A DAY IN THE DEATH OF JOE EGG
WRITTEN BY PETER NICHOLS
DIRECTED BY STEPHEN LEE
Shirley Van Sanden,
Claire Munday, and
The Subiaco Arts Centre Studio, Western Australia
5 to 20 June 2009
This play, set in 1967, deals with the problems faced by carers of severely disabled children. The issues are tellingly highlighted in this wonderfully fresh and confronting play. Often achingly funny, yet always with a bleak and bitter aftertaste, it is challenging and thought provoking. Would life for all of them by better by far if Joe were to die? Just what is gained by the daily struggle of her existence?
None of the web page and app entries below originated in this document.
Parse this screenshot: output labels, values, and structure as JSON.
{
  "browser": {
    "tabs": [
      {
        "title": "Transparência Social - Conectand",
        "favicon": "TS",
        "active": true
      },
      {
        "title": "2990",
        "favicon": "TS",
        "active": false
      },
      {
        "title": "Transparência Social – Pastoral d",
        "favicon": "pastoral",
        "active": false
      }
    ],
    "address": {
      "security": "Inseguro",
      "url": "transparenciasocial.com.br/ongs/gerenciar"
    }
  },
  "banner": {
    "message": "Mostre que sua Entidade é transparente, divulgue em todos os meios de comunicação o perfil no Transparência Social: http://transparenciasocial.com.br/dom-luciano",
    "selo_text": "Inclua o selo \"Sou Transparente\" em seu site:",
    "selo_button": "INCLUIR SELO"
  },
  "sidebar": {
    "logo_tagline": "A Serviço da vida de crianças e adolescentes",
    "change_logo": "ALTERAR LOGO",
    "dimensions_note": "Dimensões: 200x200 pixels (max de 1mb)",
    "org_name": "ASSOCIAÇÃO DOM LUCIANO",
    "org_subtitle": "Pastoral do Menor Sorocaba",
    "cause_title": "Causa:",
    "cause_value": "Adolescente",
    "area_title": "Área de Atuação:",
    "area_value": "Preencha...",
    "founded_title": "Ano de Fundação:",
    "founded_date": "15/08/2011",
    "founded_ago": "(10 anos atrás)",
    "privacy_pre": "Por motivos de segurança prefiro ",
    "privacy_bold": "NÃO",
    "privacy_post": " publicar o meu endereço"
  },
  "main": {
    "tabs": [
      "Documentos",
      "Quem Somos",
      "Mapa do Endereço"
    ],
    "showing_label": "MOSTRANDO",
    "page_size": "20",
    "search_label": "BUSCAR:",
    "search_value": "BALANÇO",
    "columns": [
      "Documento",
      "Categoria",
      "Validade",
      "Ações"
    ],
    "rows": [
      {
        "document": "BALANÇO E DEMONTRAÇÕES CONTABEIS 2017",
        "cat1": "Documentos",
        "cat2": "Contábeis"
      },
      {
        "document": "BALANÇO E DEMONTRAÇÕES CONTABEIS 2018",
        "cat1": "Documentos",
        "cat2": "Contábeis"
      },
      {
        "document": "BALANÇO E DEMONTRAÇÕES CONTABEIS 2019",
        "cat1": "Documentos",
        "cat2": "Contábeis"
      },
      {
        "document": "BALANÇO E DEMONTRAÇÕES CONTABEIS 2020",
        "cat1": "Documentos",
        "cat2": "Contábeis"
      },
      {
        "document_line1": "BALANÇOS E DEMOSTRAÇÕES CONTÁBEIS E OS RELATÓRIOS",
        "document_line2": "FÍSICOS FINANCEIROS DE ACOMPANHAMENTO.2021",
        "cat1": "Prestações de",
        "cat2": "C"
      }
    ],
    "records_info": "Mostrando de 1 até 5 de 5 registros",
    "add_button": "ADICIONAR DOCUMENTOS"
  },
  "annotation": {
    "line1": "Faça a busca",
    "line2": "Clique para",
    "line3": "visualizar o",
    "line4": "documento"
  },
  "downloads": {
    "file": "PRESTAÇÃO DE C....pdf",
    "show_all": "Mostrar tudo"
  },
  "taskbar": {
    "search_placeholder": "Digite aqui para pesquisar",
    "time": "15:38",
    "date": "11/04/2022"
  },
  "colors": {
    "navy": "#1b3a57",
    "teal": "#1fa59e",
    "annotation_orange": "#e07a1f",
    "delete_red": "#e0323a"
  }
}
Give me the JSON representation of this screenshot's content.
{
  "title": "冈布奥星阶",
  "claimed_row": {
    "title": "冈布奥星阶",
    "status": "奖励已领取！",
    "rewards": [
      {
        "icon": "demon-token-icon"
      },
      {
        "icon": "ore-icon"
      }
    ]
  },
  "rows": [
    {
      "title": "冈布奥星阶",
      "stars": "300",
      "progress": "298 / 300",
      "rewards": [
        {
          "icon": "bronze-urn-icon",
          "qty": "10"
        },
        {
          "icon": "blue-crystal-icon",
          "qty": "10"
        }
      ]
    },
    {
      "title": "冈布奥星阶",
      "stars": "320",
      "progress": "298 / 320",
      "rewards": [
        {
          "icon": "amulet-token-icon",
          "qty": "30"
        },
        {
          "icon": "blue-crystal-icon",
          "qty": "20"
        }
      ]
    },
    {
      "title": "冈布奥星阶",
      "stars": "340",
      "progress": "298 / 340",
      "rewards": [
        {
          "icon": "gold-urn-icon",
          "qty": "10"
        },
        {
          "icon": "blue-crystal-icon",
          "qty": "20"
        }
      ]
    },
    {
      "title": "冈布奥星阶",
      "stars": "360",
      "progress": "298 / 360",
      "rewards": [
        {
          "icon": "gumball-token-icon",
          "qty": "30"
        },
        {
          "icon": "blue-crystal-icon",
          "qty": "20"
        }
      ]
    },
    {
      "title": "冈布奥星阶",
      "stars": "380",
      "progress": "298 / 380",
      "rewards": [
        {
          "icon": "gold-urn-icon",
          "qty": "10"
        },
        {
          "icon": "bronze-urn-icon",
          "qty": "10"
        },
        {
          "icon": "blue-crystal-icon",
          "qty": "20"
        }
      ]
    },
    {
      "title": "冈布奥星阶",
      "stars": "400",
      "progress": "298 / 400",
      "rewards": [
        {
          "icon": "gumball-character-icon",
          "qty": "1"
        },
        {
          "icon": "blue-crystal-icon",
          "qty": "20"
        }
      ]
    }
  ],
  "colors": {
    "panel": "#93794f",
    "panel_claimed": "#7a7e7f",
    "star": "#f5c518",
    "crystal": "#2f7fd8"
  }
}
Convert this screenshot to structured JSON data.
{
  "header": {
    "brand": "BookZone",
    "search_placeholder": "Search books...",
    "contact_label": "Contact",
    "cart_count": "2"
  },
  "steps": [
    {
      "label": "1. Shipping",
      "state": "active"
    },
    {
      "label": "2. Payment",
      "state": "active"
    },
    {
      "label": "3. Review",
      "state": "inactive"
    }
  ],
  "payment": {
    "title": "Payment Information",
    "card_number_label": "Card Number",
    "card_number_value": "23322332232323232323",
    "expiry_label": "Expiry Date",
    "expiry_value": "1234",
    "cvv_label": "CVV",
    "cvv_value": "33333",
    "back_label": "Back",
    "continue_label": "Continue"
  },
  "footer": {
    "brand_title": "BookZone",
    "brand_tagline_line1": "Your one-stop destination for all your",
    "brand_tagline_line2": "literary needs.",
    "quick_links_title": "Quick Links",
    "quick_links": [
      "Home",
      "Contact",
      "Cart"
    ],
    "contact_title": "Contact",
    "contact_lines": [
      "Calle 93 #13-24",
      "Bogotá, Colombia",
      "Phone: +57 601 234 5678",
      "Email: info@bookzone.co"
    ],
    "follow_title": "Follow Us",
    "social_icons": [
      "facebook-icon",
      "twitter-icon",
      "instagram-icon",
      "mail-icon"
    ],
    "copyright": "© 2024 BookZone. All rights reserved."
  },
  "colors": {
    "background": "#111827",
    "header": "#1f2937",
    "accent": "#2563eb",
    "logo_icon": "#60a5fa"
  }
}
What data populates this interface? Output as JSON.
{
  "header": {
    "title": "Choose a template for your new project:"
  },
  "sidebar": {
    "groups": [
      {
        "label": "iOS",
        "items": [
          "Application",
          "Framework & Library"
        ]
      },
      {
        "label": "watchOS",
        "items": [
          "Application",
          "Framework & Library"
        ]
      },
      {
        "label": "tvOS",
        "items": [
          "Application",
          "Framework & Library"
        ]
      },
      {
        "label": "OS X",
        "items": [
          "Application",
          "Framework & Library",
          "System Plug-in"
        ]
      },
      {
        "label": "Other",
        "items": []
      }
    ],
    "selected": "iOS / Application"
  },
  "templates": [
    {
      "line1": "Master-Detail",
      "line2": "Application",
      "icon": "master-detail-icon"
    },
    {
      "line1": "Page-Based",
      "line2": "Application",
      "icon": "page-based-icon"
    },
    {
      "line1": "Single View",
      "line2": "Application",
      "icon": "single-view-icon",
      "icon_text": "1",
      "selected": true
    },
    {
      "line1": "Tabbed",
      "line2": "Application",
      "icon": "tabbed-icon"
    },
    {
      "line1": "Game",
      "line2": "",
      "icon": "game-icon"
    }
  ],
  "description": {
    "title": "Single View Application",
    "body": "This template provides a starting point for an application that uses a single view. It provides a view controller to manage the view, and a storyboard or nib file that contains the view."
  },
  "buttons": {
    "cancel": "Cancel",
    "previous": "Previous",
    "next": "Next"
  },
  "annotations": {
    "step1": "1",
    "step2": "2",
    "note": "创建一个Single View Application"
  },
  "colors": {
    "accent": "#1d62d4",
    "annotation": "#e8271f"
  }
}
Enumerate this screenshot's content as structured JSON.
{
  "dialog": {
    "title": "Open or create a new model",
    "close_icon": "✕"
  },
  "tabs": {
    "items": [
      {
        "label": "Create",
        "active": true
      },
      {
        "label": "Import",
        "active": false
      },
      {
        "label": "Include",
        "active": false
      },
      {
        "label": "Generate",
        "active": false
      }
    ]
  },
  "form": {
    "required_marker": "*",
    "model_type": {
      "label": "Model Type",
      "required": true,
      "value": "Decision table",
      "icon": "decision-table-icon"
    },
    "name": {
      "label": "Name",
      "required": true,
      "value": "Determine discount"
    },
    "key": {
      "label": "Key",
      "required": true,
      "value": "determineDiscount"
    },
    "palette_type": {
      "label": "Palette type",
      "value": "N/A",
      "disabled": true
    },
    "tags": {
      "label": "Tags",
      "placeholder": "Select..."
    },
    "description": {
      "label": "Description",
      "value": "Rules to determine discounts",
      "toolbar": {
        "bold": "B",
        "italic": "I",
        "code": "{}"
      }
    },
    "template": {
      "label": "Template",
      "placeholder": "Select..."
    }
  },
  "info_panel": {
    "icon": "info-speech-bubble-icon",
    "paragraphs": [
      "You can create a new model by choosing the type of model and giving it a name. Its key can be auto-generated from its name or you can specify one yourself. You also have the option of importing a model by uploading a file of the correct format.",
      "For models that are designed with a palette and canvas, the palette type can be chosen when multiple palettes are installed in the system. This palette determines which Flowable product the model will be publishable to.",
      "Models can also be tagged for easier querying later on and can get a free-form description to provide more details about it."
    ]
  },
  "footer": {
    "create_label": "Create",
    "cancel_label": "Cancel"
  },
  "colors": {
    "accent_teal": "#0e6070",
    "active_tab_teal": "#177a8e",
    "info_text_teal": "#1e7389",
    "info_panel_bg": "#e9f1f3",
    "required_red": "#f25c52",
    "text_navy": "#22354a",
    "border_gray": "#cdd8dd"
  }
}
Or can the bond between parent and child survive any adversity?
“With director Stephen Lee at the helm, Class Act theatre has turned out one of its finest productions.”
“Clark as Bri…is excellent at showing us the inner anguish masked by tasteless black humour.”
“This play still shocks and moves you on many levels.”
“In act two, Nichols throws in well-meaning friends Freddie and Pam (two excellent turns from Grant Watson and Angelique Malcolm)…and Bri’s toxic mother Grace, played with immaculate timing and great relish by Claire Munday.”
“Van Sanden’s Sheila was a touching performance, switching between comedy and pathos…”
“Clark’s Bri was energetic and very funny. Young Melissa Kiiveri pulled off the tricky role of Joe with aplomb.”
“Affecting, but never cloying, thought-provoking but never preachy, this was truly a class act.”
– The West Australian Review (Ali Talbut, 8 June 2009)
“Director Stephen Lee has captured every subtle nuance of the family’s life. With an amazingly talented cast, he guided them to outstanding performances.
Peter Clark has proved himself in community theatre over the years, but here he shows with a powerful and incredible, energy-filled performance, that he is one of WA’s best performers. He plays several very different characters, flowing seamlessly between the personae. Shirley Van Sanden, as you have never seen her before, gives a strong performance as the optimistic mother. Claire Munday displayed all the mannerisms of an interfering old bat! 14-year old Melissa Kiiveri had superb observation of the mannerisms of a severely brain damaged child, and was totally flaccid whilst being handled, a very difficult condition to depict on stage. Angelique Malcolm and Grant Watson topped off this absolutely amazing cast.
Costume design by Meredith Ford is wonderful, from the wrinkled stockings of Grandma to the leather elbow patches of Bri. The sensitive lighting design by Aaron Stirk worked beautifully.
It is many years since I have cried with laughter at a play, but when Grace arrived the humour reached a peak. I have run out of superlatives for this heart-warming comedy. A must see.”
– Gordon Johnston, Theatre Australia